The cashier didn’t get an immediate response from her team member, then her fellow cashier said, “You’ll have to call the manager. I can’t give you any change from my drawer”.
The cashier flipped on her light and it started blinking. I started to panic.
The lady behind me in line overheard this conversation and was now looking at me with disgust as if she were saying, “Why can’t you use a card like everyone else and keep this line moving!”
I started to feel sweat trickle down my neck. I asked the cashier if she had a twenty-dollar bill in her drawer.
She said yes and I thought, “All I have to do is give her fifty-three cents and she can give me the twenty-dollar bill and this will all be over”.
I looked in the change compartment of my wallet, nope, only thirty cents.
I grabbed my purse and started to throw things out of it into the shopping cart.
Maybe there was a quarter down there somewhere? Sunglasses, coupon organizer, wallet, extra sunglasses, lip gloss….. nope, no quarter.
Suddenly the woman behind me in line said, “What’s the problem?” I told her how I had paid cash and didn’t have enough money to complete the transaction.
She said, “How much do you need?” “What?”, I said. I wasn’t sure I was hearing her correctly.
She spoke a little louder, “How much do you need?!” I told her I just needed a quarter. She picked up her purse and dug in her change compartment for a quarter and thrust it at me and said, “Here!” Like let’s get going!
I thanked her for the quarter and she shot me another look.
The cashier gave me the twenty-dollar bill for change and I was moving.
For some reason I was feeling a little ashamed of myself for holding up the line. Why did I feel that way?
According to an article by the New York Times, Americans spend roughly 37 billion hours each year waiting in line and don’t like it.
And it’s not just today’s fast paced society. In the 1950’s , people who worked in high-rises were complaining that it took too long for the elevator to reach their floor.
Mirrors were put by the elevators so people had something to do while waiting. The complaints ceased almost overnight.
That is why we now see screens at checkout lanes and at gas station pumps. If given something to do, we tend to complain much less.
Patience has always been a problem, even in Biblical times.
In Exodus 32:1, the Israelites were impatient with Moses for taking so long to come down from the mountain when speaking to God.
In the book of Job, both Job and his friends were impatient. In Job 4:2 NLT, one of Jobs friends says, “Will you be patient and let me say a word?”
Job later responds in 21:4 NLT, “My complaint is with God, not with people.

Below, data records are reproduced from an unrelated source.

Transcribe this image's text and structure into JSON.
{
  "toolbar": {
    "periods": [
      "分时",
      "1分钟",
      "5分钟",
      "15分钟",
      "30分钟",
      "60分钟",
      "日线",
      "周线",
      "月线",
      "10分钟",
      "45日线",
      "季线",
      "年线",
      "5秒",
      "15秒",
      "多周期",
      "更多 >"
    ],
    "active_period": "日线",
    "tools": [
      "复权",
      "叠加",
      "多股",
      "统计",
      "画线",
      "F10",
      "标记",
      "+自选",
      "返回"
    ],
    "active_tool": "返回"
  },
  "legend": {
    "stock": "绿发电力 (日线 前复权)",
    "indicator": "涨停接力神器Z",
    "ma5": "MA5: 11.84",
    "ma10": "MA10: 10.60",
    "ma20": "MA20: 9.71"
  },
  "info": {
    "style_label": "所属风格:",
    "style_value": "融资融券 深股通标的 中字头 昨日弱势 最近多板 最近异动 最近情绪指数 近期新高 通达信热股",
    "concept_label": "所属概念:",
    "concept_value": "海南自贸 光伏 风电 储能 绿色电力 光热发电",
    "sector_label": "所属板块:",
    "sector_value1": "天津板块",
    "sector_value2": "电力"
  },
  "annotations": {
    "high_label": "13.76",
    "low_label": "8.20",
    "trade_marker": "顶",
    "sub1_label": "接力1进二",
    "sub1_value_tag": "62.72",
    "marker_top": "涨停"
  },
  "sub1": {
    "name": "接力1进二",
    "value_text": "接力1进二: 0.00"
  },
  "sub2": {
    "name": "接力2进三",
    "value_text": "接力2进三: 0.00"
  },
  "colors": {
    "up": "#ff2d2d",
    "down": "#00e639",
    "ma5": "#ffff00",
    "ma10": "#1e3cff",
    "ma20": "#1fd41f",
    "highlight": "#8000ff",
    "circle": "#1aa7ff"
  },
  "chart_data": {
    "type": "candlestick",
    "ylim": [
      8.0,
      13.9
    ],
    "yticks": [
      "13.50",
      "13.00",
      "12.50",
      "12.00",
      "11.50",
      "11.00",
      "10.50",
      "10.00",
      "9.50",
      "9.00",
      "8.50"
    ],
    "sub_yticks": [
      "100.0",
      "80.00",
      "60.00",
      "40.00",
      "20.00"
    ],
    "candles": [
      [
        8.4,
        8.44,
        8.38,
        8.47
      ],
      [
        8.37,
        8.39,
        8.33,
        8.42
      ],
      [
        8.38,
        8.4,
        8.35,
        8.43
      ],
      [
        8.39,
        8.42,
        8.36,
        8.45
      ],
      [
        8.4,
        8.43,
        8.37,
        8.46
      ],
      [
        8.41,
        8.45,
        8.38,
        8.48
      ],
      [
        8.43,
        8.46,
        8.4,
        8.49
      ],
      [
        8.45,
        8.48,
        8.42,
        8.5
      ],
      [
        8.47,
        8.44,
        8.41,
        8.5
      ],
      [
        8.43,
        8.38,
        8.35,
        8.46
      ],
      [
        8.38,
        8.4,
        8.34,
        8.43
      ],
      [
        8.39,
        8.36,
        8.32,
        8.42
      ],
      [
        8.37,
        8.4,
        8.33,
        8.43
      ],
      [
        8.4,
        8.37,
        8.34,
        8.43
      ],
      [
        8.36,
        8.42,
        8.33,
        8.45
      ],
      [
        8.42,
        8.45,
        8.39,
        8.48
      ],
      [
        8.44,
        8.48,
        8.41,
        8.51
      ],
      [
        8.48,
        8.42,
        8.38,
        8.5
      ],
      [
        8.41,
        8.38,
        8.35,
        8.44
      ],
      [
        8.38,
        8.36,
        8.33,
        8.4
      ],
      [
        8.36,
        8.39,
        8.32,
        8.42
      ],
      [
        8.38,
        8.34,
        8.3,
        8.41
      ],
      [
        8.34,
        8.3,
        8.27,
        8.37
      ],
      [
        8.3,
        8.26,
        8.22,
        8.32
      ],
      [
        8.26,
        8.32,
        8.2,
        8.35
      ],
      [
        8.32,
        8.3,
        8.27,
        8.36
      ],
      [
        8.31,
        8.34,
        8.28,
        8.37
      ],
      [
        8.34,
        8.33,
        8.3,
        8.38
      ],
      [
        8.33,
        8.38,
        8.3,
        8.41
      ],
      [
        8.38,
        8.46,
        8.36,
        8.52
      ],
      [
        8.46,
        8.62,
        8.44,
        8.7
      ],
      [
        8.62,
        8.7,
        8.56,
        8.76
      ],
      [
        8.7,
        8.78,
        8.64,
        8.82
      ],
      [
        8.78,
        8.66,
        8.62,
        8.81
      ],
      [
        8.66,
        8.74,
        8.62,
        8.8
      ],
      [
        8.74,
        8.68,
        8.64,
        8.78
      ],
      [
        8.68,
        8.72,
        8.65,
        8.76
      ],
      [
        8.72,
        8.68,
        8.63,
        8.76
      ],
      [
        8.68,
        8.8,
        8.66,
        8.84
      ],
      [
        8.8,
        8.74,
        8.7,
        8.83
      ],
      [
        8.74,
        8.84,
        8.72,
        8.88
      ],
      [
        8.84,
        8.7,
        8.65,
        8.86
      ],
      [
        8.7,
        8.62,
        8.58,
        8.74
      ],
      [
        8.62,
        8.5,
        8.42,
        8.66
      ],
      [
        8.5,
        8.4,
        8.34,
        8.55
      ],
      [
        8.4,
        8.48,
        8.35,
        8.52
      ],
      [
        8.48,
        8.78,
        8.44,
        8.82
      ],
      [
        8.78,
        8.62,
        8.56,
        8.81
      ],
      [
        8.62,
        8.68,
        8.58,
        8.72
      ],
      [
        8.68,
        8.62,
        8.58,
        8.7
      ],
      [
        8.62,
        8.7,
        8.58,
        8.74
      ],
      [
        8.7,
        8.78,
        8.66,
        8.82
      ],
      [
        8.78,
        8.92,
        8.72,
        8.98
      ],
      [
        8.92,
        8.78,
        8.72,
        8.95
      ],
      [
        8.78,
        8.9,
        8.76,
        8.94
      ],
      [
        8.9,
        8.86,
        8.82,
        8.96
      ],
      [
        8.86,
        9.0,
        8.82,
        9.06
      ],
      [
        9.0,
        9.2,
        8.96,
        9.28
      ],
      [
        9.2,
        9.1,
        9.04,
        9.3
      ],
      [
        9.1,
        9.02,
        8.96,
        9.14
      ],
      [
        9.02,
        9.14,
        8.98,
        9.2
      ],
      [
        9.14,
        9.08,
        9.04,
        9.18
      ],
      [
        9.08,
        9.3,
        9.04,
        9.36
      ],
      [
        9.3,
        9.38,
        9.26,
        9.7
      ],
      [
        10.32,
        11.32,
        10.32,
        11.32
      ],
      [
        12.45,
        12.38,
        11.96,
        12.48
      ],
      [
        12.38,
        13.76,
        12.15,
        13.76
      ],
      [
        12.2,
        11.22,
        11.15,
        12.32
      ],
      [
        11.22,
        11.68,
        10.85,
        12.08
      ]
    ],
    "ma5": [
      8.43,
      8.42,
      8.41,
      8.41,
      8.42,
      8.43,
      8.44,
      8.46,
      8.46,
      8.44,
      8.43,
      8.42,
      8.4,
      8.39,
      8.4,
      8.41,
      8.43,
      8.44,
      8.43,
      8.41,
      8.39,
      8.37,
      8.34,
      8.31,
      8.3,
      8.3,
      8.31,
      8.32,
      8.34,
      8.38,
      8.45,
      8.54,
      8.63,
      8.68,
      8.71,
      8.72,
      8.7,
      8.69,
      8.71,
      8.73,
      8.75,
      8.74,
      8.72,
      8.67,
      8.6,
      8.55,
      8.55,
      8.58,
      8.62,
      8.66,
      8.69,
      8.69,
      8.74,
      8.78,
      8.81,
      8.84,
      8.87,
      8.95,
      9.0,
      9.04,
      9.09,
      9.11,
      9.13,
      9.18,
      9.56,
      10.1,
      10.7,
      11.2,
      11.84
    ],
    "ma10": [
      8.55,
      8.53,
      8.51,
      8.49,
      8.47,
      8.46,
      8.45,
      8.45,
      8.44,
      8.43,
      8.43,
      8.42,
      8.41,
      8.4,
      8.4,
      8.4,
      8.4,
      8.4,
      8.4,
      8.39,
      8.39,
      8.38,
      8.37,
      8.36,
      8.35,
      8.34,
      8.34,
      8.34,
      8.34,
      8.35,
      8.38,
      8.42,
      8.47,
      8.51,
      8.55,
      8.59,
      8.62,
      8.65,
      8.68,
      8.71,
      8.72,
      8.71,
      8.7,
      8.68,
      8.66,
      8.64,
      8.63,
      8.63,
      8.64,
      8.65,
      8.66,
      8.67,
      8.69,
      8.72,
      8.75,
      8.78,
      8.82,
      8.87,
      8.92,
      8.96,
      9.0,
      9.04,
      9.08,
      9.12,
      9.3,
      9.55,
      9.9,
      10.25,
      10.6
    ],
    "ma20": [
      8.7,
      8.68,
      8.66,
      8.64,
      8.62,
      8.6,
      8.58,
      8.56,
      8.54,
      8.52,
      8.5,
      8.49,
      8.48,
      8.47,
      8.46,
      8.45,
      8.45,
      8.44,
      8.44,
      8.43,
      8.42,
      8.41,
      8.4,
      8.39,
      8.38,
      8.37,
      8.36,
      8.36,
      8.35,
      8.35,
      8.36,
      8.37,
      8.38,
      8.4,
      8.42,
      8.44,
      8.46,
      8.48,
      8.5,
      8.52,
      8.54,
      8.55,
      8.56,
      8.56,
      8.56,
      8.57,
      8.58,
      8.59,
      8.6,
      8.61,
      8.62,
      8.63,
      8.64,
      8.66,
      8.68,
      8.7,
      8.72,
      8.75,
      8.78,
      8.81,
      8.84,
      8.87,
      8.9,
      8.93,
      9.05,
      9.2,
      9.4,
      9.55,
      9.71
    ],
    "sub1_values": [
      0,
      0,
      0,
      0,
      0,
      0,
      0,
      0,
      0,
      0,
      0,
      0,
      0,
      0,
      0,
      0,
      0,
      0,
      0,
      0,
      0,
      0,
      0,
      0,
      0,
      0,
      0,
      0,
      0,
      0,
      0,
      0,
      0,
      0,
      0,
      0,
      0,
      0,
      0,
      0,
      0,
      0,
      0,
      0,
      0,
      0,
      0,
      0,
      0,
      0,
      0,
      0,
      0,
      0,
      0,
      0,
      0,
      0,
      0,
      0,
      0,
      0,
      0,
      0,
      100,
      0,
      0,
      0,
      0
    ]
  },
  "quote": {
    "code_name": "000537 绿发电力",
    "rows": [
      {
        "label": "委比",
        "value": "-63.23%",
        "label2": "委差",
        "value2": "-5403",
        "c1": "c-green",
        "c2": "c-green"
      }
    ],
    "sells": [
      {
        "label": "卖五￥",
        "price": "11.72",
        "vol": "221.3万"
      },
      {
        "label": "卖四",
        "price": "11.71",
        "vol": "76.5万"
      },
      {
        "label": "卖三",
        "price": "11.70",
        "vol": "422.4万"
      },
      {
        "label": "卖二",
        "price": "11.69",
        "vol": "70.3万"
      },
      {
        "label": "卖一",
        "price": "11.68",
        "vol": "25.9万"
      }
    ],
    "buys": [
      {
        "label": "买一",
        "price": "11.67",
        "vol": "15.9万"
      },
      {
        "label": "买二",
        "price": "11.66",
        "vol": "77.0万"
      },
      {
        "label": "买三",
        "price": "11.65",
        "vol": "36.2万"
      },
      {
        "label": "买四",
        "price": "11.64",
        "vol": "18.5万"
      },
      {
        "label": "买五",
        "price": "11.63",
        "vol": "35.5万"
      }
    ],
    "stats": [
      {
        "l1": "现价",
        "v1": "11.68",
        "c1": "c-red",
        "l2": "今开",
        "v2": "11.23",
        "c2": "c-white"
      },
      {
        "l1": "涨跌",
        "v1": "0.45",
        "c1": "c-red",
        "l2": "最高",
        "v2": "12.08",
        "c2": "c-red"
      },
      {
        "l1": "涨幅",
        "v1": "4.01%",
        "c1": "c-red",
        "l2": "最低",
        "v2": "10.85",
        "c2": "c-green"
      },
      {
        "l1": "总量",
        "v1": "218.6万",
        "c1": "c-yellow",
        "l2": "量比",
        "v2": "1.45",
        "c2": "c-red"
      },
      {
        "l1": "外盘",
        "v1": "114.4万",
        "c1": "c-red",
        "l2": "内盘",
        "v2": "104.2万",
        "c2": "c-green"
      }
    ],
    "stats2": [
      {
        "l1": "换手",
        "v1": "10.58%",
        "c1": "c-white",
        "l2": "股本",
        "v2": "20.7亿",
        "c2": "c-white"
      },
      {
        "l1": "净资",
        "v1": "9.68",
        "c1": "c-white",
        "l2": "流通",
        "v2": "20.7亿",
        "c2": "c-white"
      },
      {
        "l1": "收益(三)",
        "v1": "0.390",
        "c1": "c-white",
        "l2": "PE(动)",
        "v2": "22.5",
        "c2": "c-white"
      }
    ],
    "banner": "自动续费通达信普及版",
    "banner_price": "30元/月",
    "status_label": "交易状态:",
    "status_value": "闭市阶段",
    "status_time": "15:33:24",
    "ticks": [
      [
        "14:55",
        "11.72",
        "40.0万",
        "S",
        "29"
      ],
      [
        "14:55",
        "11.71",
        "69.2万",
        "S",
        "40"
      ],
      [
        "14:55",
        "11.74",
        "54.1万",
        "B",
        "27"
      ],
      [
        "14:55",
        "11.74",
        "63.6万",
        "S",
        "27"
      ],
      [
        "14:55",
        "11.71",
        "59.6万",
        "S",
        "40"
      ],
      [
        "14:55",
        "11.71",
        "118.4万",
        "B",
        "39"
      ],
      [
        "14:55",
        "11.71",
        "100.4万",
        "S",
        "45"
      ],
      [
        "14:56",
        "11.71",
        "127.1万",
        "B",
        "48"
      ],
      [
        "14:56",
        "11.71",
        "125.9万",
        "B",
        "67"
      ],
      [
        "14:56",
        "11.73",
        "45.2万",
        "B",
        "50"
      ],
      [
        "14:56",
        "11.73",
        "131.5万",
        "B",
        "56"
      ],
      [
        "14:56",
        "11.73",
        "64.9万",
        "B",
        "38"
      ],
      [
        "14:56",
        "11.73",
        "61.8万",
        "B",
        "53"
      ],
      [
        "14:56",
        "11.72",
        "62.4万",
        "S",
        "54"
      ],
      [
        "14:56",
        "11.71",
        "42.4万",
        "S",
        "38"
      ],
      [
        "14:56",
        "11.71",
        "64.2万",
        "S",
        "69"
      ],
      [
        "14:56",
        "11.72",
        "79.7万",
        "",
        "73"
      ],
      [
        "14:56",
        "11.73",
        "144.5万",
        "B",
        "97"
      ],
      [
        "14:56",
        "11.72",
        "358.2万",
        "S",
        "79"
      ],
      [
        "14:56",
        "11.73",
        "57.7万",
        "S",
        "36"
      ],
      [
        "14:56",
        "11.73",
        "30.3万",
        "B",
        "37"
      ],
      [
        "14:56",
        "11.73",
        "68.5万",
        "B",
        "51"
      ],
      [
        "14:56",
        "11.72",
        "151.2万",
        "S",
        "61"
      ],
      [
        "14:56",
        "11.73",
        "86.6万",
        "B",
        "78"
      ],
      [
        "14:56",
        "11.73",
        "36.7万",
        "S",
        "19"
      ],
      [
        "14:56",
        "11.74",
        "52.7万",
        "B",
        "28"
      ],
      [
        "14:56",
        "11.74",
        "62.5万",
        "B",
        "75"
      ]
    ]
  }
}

I have good reason to be so impatient”. But do we?
What will happen to us if we have to wait 5 to 10 minutes? Will we pass out from stress? Will that do any good?
In times of stress and impatience, we need to be reminded to look to God. Ask God what you need. In prayer, ask him to give you patience.
We need to remind ourselves that God’s time is not our time. When we want something from him, we expect it now. But sometimes it takes months, years, even a life time to hear from God.
One thing is certain, God is always there, he hears each and every one of our prayers and petitions. This just may not be the right time for you to have your request granted.
In the book of Isaiah we are reminded about patience.
Isaiah 60:22 NLT says, ” ..at the right time, I, the Lord, will make it happen.”
And who can forget the serenity prayer? Some things we just cannot speed up, we cannot change. This prayer offers us peace, a chance to say to God, “I’m patiently waiting”.
God knows what is best for us but sometimes we are convinced that it needs to be now, not years down the road.
Use prayer as your outlet for patience. As 1 Peter 5:7 says, “Give your worries to God because he cares for you”.
In the mean time, after my recent shopping experience, I don’t think I’ll go shopping with a hundred-dollar bill again anytime soon.
My lesson in patience taught me that everyone has trouble with it too. Especially on a Friday.